Your task => Your job is to report every line of the entries that has "this".

Extracted material =>
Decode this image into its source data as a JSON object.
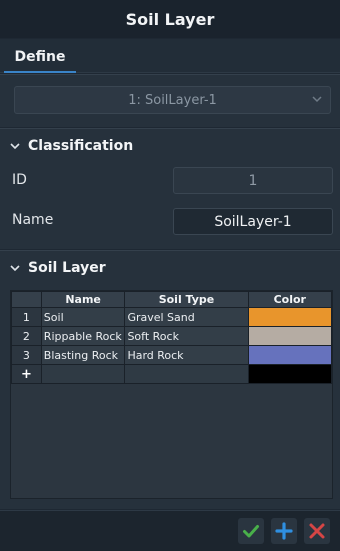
{
  "window": {
    "title": "Soil Layer"
  },
  "tabs": [
    {
      "label": "Define"
    }
  ],
  "selector": {
    "value": "1: SoilLayer-1"
  },
  "classification": {
    "header": "Classification",
    "id_label": "ID",
    "id_value": "1",
    "name_label": "Name",
    "name_value": "SoilLayer-1"
  },
  "soil_layer": {
    "header": "Soil Layer",
    "columns": [
      "",
      "Name",
      "Soil Type",
      "Color"
    ],
    "rows": [
      {
        "index": "1",
        "name": "Soil",
        "soil_type": "Gravel Sand",
        "color": "#e8952c"
      },
      {
        "index": "2",
        "name": "Rippable Rock",
        "soil_type": "Soft Rock",
        "color": "#b5aca3"
      },
      {
        "index": "3",
        "name": "Blasting Rock",
        "soil_type": "Hard Rock",
        "color": "#6672bd"
      }
    ],
    "new_row": {
      "index": "+",
      "color": "#000000"
    }
  },
  "footer": {
    "icons": [
      "check-icon",
      "plus-icon",
      "close-icon"
    ],
    "colors": {
      "ok": "#49b04a",
      "add": "#2f8fe0",
      "cancel": "#d64545"
    }
  }
}
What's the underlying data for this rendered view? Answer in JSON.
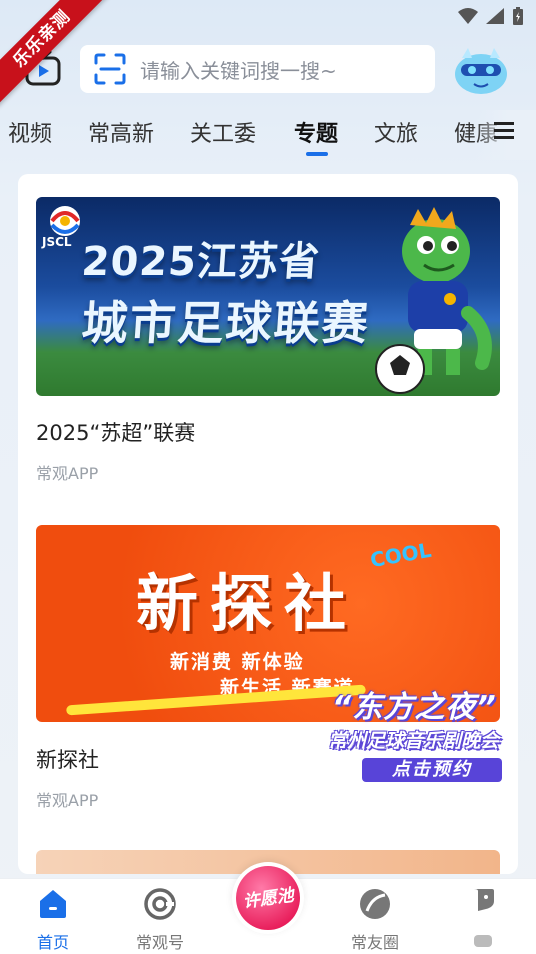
{
  "ribbon": {
    "text": "乐乐亲测"
  },
  "header": {
    "search_placeholder": "请输入关键词搜一搜~"
  },
  "tabs": [
    {
      "label": "视频"
    },
    {
      "label": "常高新"
    },
    {
      "label": "关工委"
    },
    {
      "label": "专题",
      "active": true
    },
    {
      "label": "文旅"
    },
    {
      "label": "健康"
    }
  ],
  "feed": {
    "items": [
      {
        "banner_logo": "JSCL",
        "banner_line1": "2025江苏省",
        "banner_line2": "城市足球联赛",
        "title": "2025“苏超”联赛",
        "source": "常观APP"
      },
      {
        "banner_title": "新探社",
        "banner_sub1": "新消费 新体验",
        "banner_sub2": "新生活 新赛道",
        "banner_badge": "COOL",
        "title": "新探社",
        "source": "常观APP"
      }
    ]
  },
  "promo": {
    "title": "“东方之夜”",
    "subtitle": "常州足球音乐剧晚会",
    "button": "点击预约"
  },
  "bottom_nav": {
    "items": [
      {
        "label": "首页",
        "icon": "home-icon",
        "active": true
      },
      {
        "label": "常观号",
        "icon": "channel-icon"
      },
      {
        "label": "许愿池",
        "icon": "wish-icon"
      },
      {
        "label": "常友圈",
        "icon": "circle-icon"
      },
      {
        "label": "",
        "icon": "chat-icon"
      }
    ]
  },
  "colors": {
    "accent": "#1a6fe8",
    "ribbon": "#c8111b",
    "promo": "#5844d8",
    "wish": "#e81d5a"
  }
}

Your response =>
Decode this image into its source data as a JSON object.
What's the underlying data for this rendered view? Answer in JSON.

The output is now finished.